UPDATE: The U.S. Court of Appeals in Chicago joined many across the U.S. in striking down same-sex marriage bans in Wisconsin and Indiana as infringing upon the constitution rights of residents. The trial saw by now familiar comparisons of gay marriage bans to the historical ban of interracial marriage in the United States. While state attorney generals are not required to defend their state’s bans, Wisconsin Assistant Attorney General Timothy Samuelson did so with another familiar argument: tradition and historical precedence. Judge Richard Posner stated, according to The Associated Press, that the marriage bans were “savage discrimination.”
So far gay marriage has been made legal in nineteen states: California, Connecticut, Delaware, Hawaii, Illinois, Iowa, Maine, Maryland, Massachusetts, Minnesota, New Hampshire, New Jersey, New Mexico, New York, Oregon, Pennsylvania, Rhode Island, Vermont, Washington, and the District of Columbia. With the addition of Wisconsin and Indiana, that makes twenty-one. Like other cases, appeals for Wisconsin and Indiana are both possible and likely, meaning the Supreme Court will have the final say as it will in deciding on appeals across the U.S..
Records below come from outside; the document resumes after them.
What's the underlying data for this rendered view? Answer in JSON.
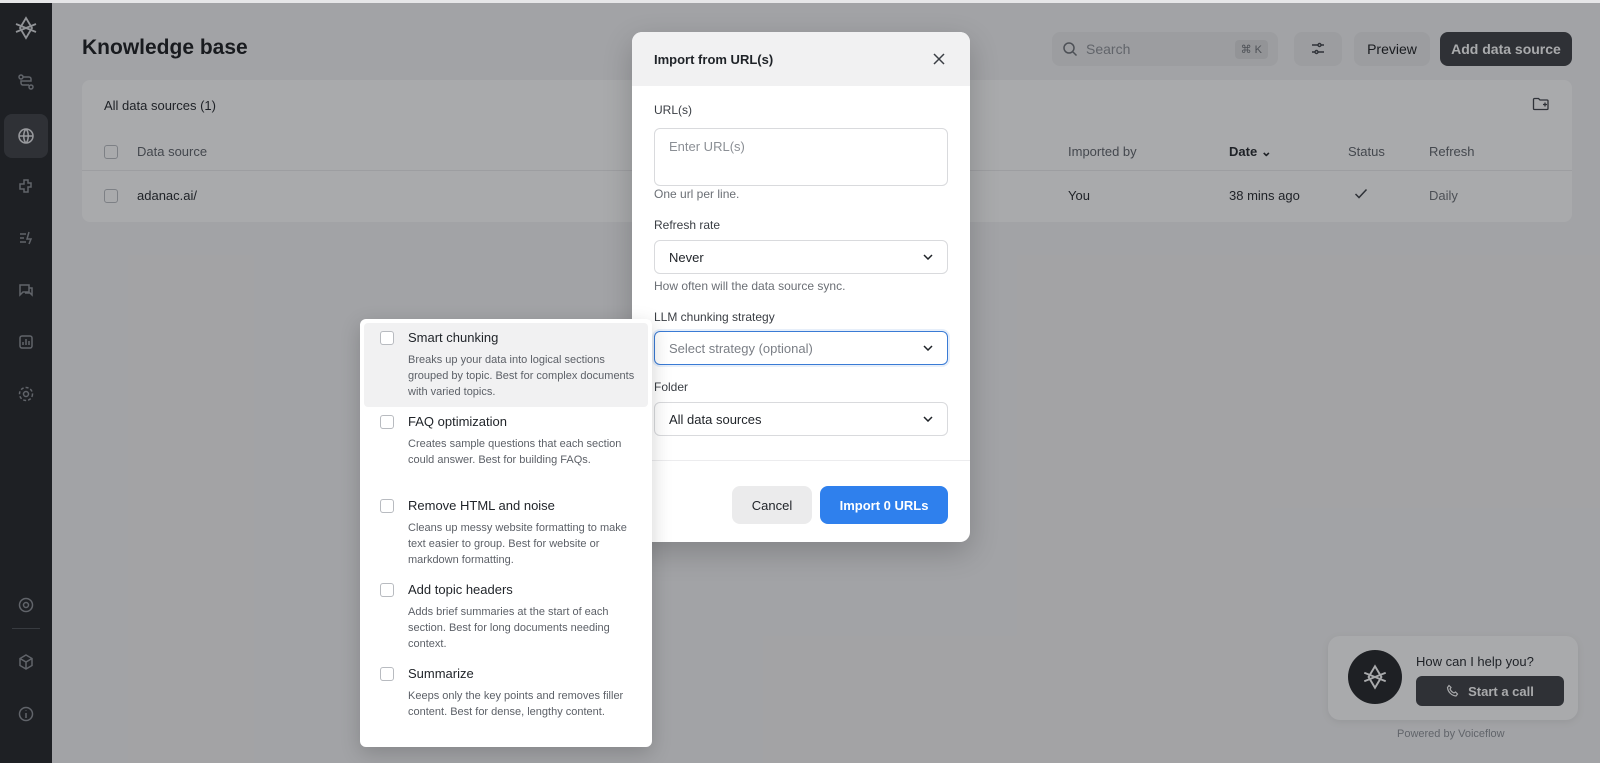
{
  "header": {
    "title": "Knowledge base",
    "search_placeholder": "Search",
    "search_shortcut": "⌘ K",
    "preview_label": "Preview",
    "add_label": "Add data source"
  },
  "table": {
    "title": "All data sources (1)",
    "columns": [
      "Data source",
      "Imported by",
      "Date",
      "Status",
      "Refresh"
    ],
    "rows": [
      {
        "source": "adanac.ai/",
        "imported_by": "You",
        "date": "38 mins ago",
        "status": "check-icon",
        "refresh": "Daily"
      }
    ]
  },
  "widget": {
    "question": "How can I help you?",
    "call_label": "Start a call",
    "powered": "Powered by Voiceflow"
  },
  "modal": {
    "title": "Import from URL(s)",
    "urls_label": "URL(s)",
    "urls_placeholder": "Enter URL(s)",
    "urls_hint": "One url per line.",
    "refresh_label": "Refresh rate",
    "refresh_value": "Never",
    "refresh_hint": "How often will the data source sync.",
    "strategy_label": "LLM chunking strategy",
    "strategy_placeholder": "Select strategy (optional)",
    "folder_label": "Folder",
    "folder_value": "All data sources",
    "cancel_label": "Cancel",
    "import_label": "Import 0 URLs"
  },
  "strategies": [
    {
      "title": "Smart chunking",
      "desc": "Breaks up your data into logical sections grouped by topic. Best for complex documents with varied topics."
    },
    {
      "title": "FAQ optimization",
      "desc": "Creates sample questions that each section could answer. Best for building FAQs."
    },
    {
      "title": "Remove HTML and noise",
      "desc": "Cleans up messy website formatting to make text easier to group. Best for website or markdown formatting."
    },
    {
      "title": "Add topic headers",
      "desc": "Adds brief summaries at the start of each section. Best for long documents needing context."
    },
    {
      "title": "Summarize",
      "desc": "Keeps only the key points and removes filler content. Best for dense, lengthy content."
    }
  ],
  "colors": {
    "accent": "#2f80ed",
    "sidebar": "#1f2124"
  }
}
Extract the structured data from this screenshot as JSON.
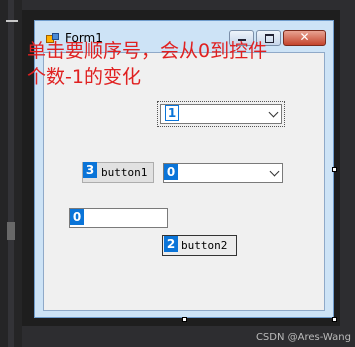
{
  "form": {
    "title": "Form1"
  },
  "caption_buttons": {
    "close": "✕"
  },
  "note": "单击要顺序号，会从0到控件个数-1的变化",
  "controls": {
    "combo_top": {
      "tab_index": "1"
    },
    "button1": {
      "label": "button1",
      "tab_index": "3"
    },
    "combo_mid": {
      "tab_index": "0"
    },
    "textbox": {
      "tab_index": "0"
    },
    "button2": {
      "label": "button2",
      "tab_index": "2"
    }
  },
  "watermark": "CSDN @Ares-Wang"
}
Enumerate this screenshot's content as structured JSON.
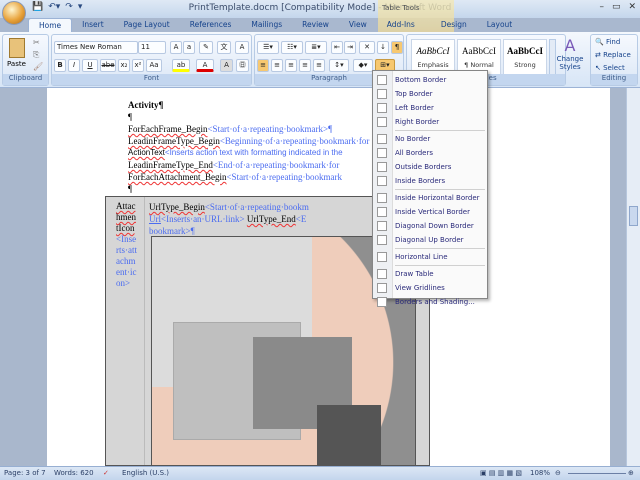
{
  "window": {
    "title": "PrintTemplate.docm [Compatibility Mode] - Microsoft Word",
    "context_tab": "Table Tools",
    "controls": [
      "–",
      "▭",
      "✕"
    ]
  },
  "tabs": [
    "Home",
    "Insert",
    "Page Layout",
    "References",
    "Mailings",
    "Review",
    "View",
    "Add-Ins",
    "Design",
    "Layout"
  ],
  "ribbon": {
    "clipboard": {
      "label": "Clipboard",
      "paste": "Paste"
    },
    "font": {
      "label": "Font",
      "name": "Times New Roman",
      "size": "11",
      "buttons": [
        "B",
        "I",
        "U",
        "abe",
        "x₂",
        "x²",
        "Aa",
        "A",
        "A"
      ]
    },
    "paragraph": {
      "label": "Paragraph"
    },
    "styles": {
      "label": "Styles",
      "items": [
        {
          "preview": "AaBbCcI",
          "name": "Emphasis"
        },
        {
          "preview": "AaBbCcI",
          "name": "¶ Normal"
        },
        {
          "preview": "AaBbCcI",
          "name": "Strong"
        }
      ],
      "change": "Change Styles"
    },
    "editing": {
      "label": "Editing",
      "find": "Find",
      "replace": "Replace",
      "select": "Select"
    }
  },
  "document": {
    "heading": "Activity¶",
    "lines": [
      {
        "field": "ForEachFrame_Begin",
        "note": "<Start·of·a·repeating·bookmark>¶"
      },
      {
        "field": "LeadinFrameType_Begin",
        "note": "<Beginning·of·a·repeating·bookmark·for"
      },
      {
        "field": "ActionText",
        "note": "<Inserts action text with formatting indicated in the"
      },
      {
        "field": "LeadinFrameType_End",
        "note": "<End·of·a·repeating·bookmark·for"
      },
      {
        "field": "ForEachAttachment_Begin",
        "note": "<Start·of·a·repeating·bookmark"
      }
    ],
    "cell1": {
      "field": "AttachmentIcon",
      "note": "<Inserts·attachment·icon>"
    },
    "cell2": {
      "line1_field": "UrlType_Begin",
      "line1_note": "<Start·of·a·repeating·bookm",
      "url_field": "Url",
      "url_note": "<Inserts·an·URL·link>",
      "end_field": "UrlType_End",
      "end_note": "<E",
      "line3": "bookmark>¶"
    }
  },
  "border_menu": [
    {
      "label": "Bottom Border"
    },
    {
      "label": "Top Border"
    },
    {
      "label": "Left Border"
    },
    {
      "label": "Right Border"
    },
    {
      "label": "No Border"
    },
    {
      "label": "All Borders"
    },
    {
      "label": "Outside Borders"
    },
    {
      "label": "Inside Borders"
    },
    {
      "label": "Inside Horizontal Border"
    },
    {
      "label": "Inside Vertical Border"
    },
    {
      "label": "Diagonal Down Border"
    },
    {
      "label": "Diagonal Up Border"
    },
    {
      "label": "Horizontal Line"
    },
    {
      "label": "Draw Table"
    },
    {
      "label": "View Gridlines"
    },
    {
      "label": "Borders and Shading..."
    }
  ],
  "status": {
    "page": "Page: 3 of 7",
    "words": "Words: 620",
    "language": "English (U.S.)",
    "zoom": "108%"
  }
}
Last month the Fourth Circuit Court’s ruling on same-sex marriage was stayed, meaning couples eager to tie the knot across the Virginia once more had to wait out the legal doldrums in hopes of a gust of wind. The Virginia voter-led ban on gay marriage was overturned earlier. Following the ruling, the Fourth Circuit Court of Appeals refused to place a freeze on marriages — pending appeal — in contrast to what many other states have done. This led to a great deal of controversy. Gay marriage opponents claimed it would complicate matters should an appeal overturn the Fourth Circuit’s ruling and that it would place many in legal limbo. Victoria Cobb, president of the Family Foundation of Virginia, used the word “arrogance” in speaking with The Washington Post, stating that the judges were unnecessarily complicating matters when the final decision would not be theirs to make. All the hubbub was, of course, pointless, because ultimately the choice on whether or not to stay the decision pending an appeal was put to the Supreme Court in an application from Senior Counsel Byron Babione for the Alliance Defending Freedom. The Court’s decision to stay the ruling was hardly surprising; it had done so in previous cases, specifically Utah where 1,000 marriages that had taken place were not recognized due to the Supreme Court granting a stay. But the Supreme Court’s Order is both interesting and frustrating simultaneously because when it comes to same-sex marriage, states’ rights, and legal simplicity, SCOTUS is giving America a bad case of whiplash — and here’s why.